The program for New Directions in the History of Infrastructure has just been released. There are papers on telegraph systems, post, bicycles and tunnels in sessions about borders and identities, flows of information, meaning and materiality, and politics and power, as well as a Masterclass for PhDs.
I couldn't resist submitting an abstract for a conference to be held in this amazing post museum! Luckily I was accepted, and will be presenting a paper about pneumatic tubes in the materiality session. Here is my abstract:
Surviving in the hospital: The adaptation and persistence of pneumatic tube systems

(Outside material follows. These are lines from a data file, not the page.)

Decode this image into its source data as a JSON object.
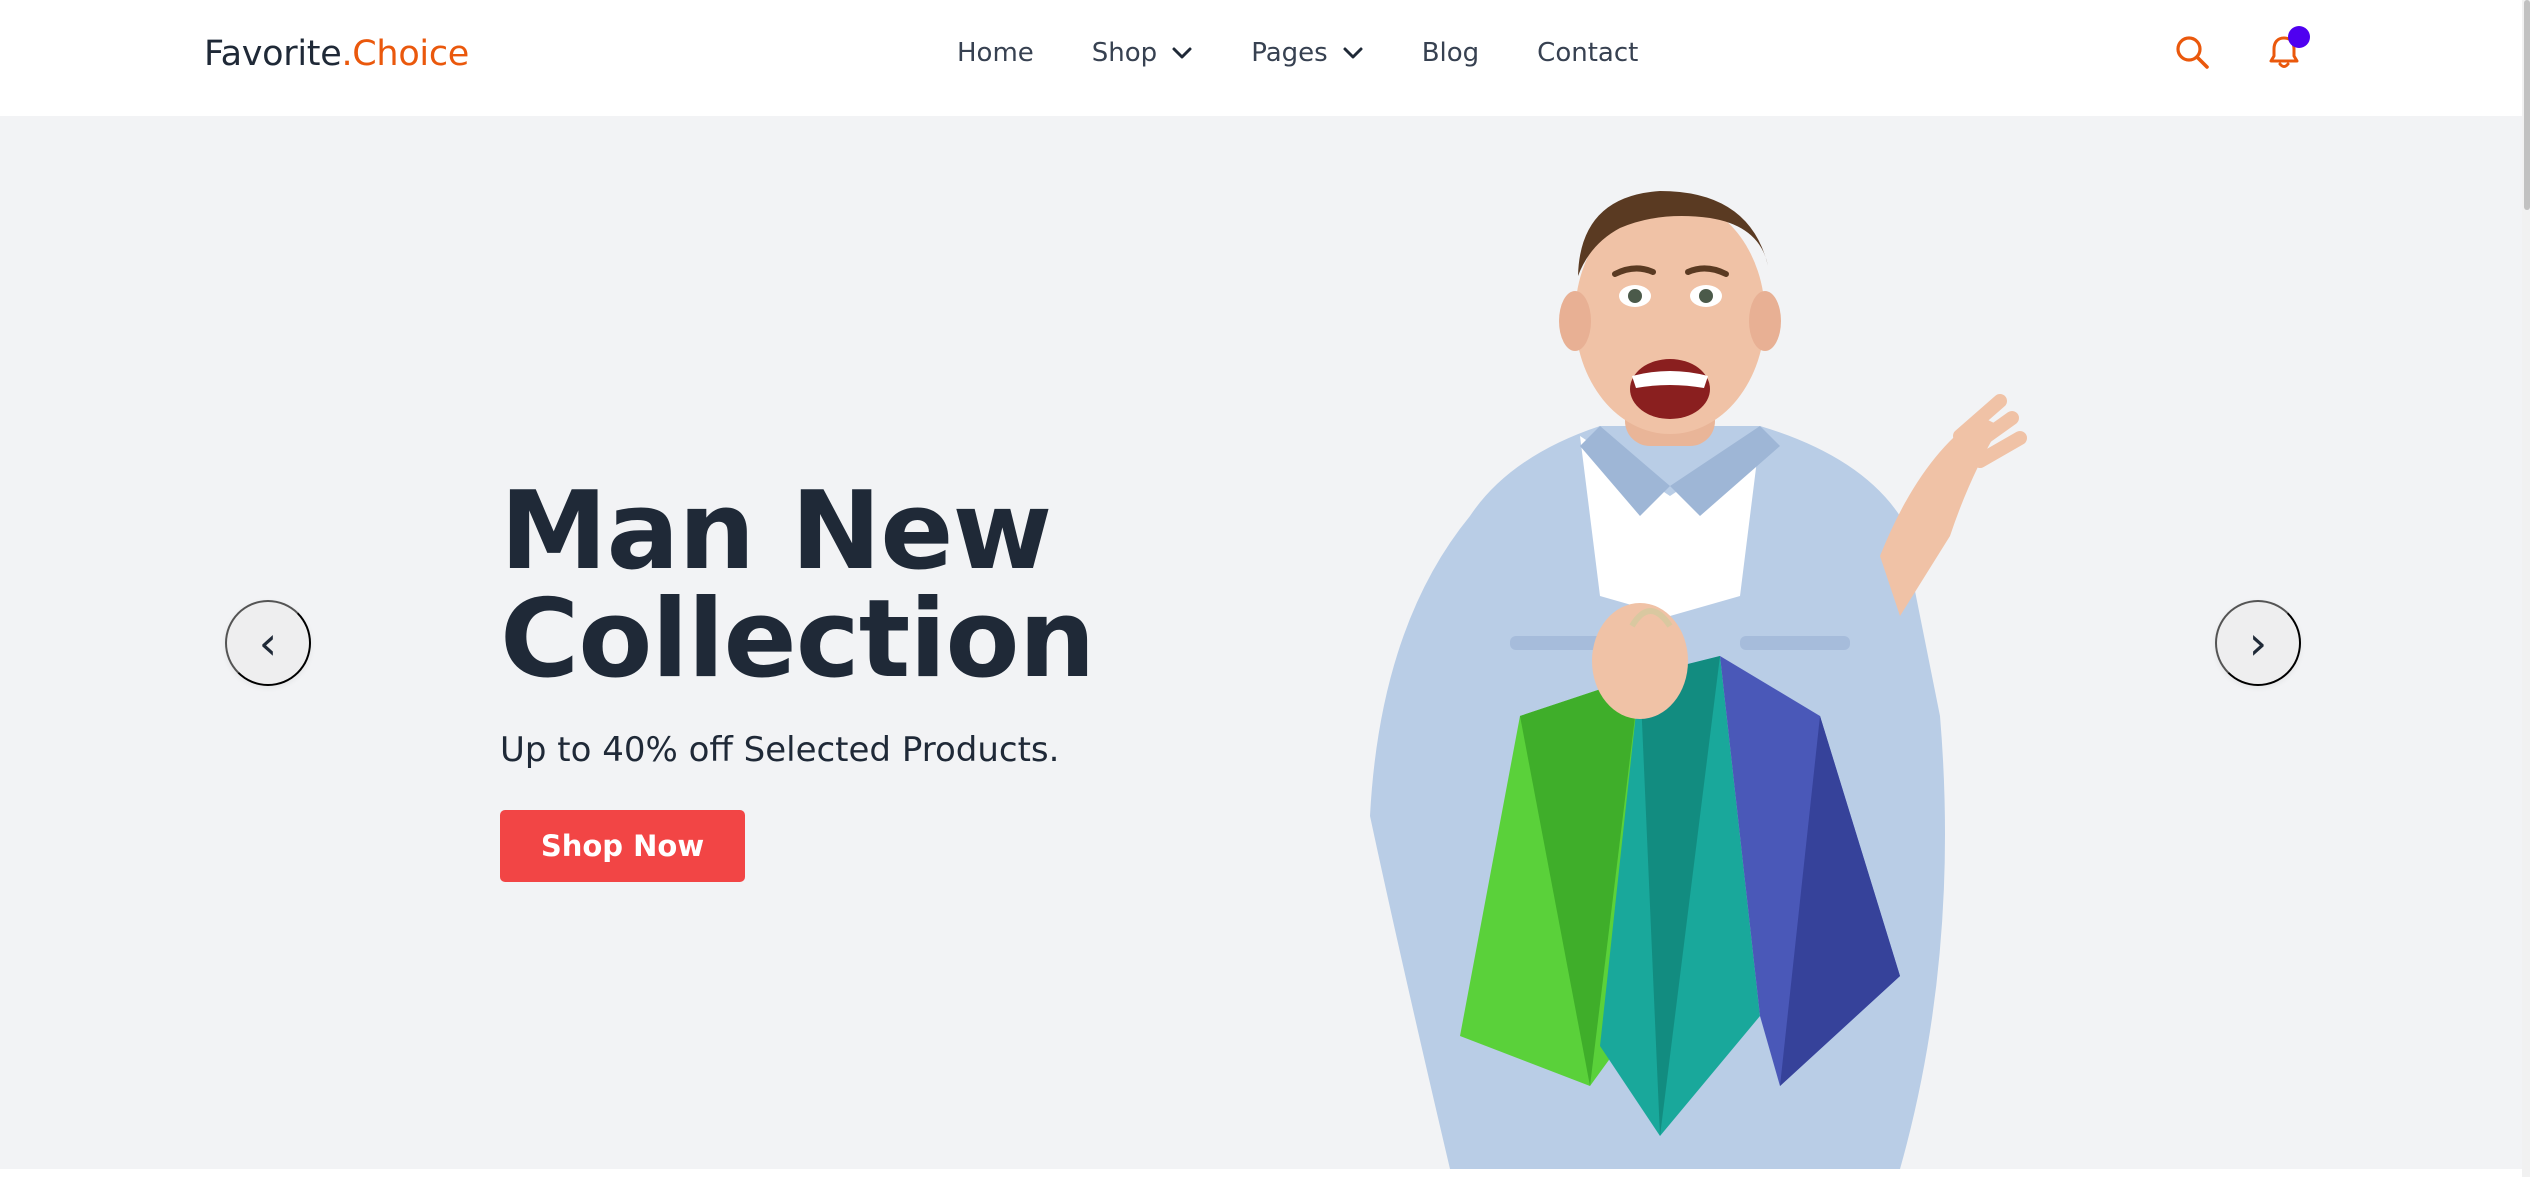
{
  "header": {
    "logo_main": "Favorite",
    "logo_accent": ".Choice",
    "nav": [
      {
        "label": "Home"
      },
      {
        "label": "Shop"
      },
      {
        "label": "Pages"
      },
      {
        "label": "Blog"
      },
      {
        "label": "Contact"
      }
    ],
    "icons": [
      "search-icon",
      "bell-icon"
    ],
    "accent_color": "#ea580c",
    "badge_color": "#4f00f0"
  },
  "hero": {
    "title_line1": "Man New",
    "title_line2": "Collection",
    "subtitle": "Up to 40% off Selected Products.",
    "cta_label": "Shop Now",
    "cta_color": "#f24545",
    "prev_arrow": "‹",
    "next_arrow": "›",
    "image": "man-with-shopping-bags"
  }
}
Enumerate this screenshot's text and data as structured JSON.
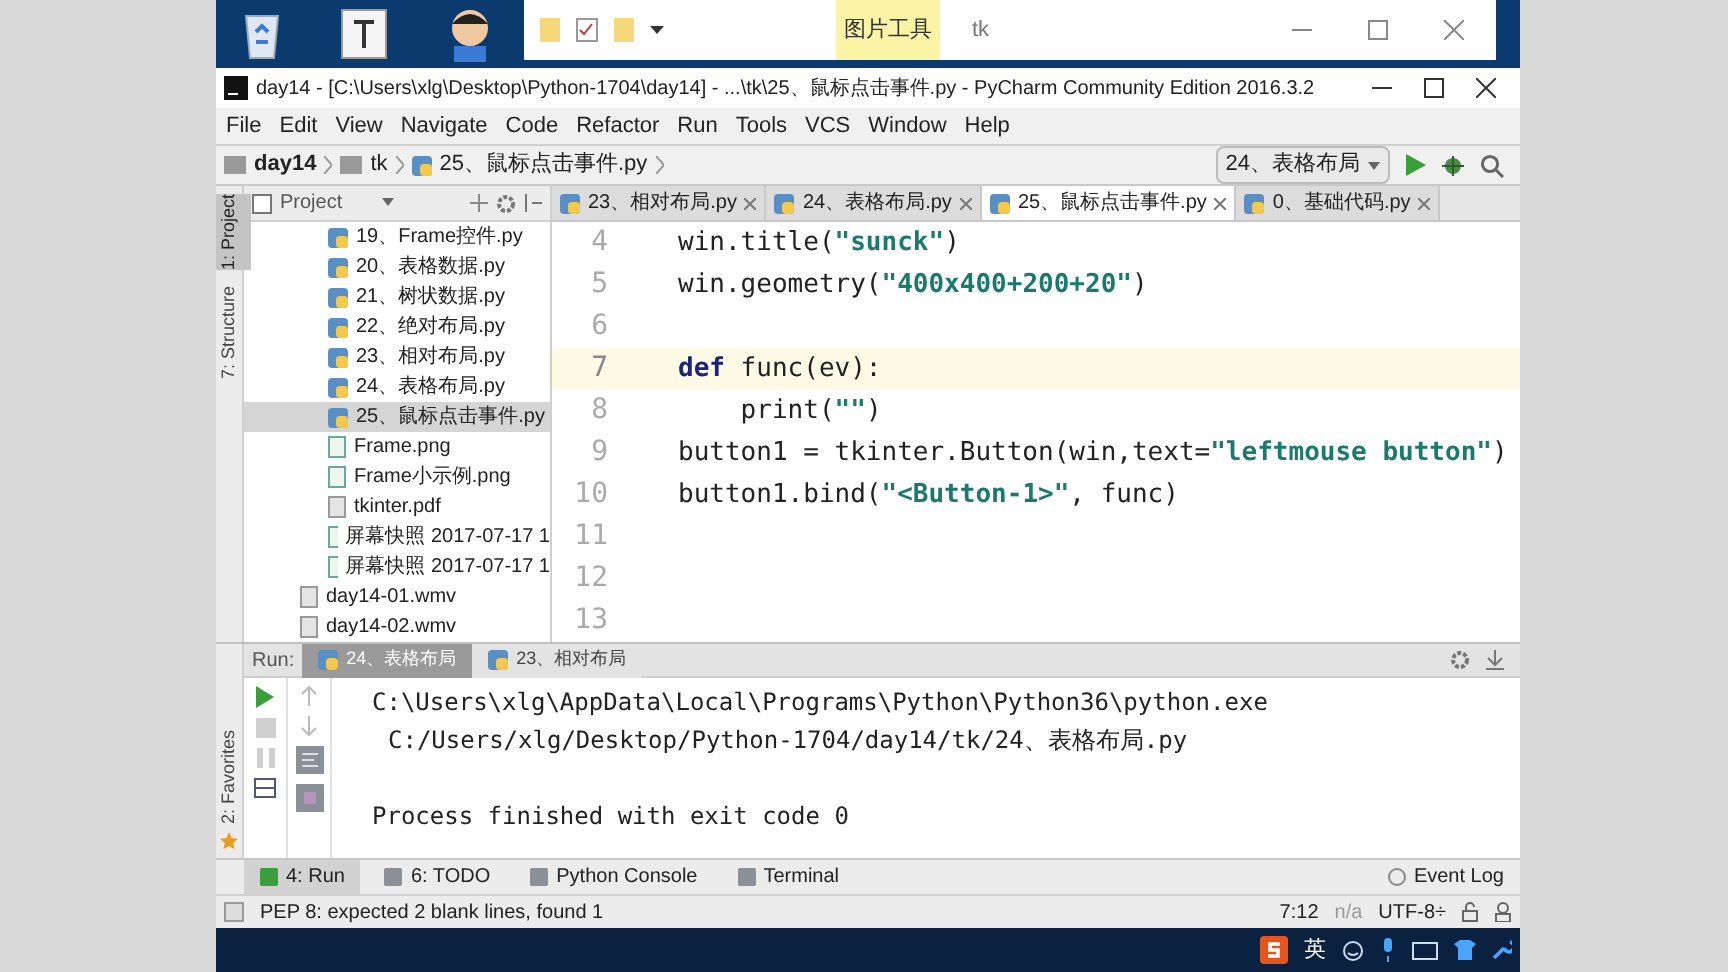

Invisible to many, hidden in the walls and ceilings of hospitals and other networked institutions, is a technology which has fuelled the imagination of novelists, moviemakers, retronauts and steampunks, but rarely cultural scholars: pneumatic tube systems. There is much however of interest in this deceptively simple infrastructural arrangement, which involves the movement of objects in a vacuum. These systems are remarkably adaptable, over time and place, with uses ranging from expansive postal networks in European and American cities in the 19th Century, to small systems in office buildings in the 1950s, to contemporary supermarkets and banks. This paper focuses on the adjustments which contribute to the ongoing life of pneumatic tube networks in modern life, with discussion of the early stages of an anthropological study of how they are manufactured, designed for, built into, used and repaired in hospitals. Demand for efficiency, the increase number of tests and the rise of the mega-hospital have all contributed to an increasing demand for pneumatic tube technology. While hospitals increasingly become digitised, there remain tissues and blood and other materials which cannot be transported virtually. Each hospital however has its own infrastructural requirements. This observational research will consider adjustments to pneumatic tube systems through the people who work with it (architects, engineers, nurses, pathologists and so forth); the skills, tinkering and improvisations which constitute this work; and the materials which make up and travel the systems, including not only the plastic capsules and blood samples but also the computerized networks and the air through which things pass.Although focusing on the case study of the contemporary hospital, the paper will situate this discussion within a broader consideration of pneumatic tube systems from the 19th century to present day, in a range of settings (including the Post and Tele Museum in Copenhagen).
Image from the Post and Tele Museum in Copenhagen my own.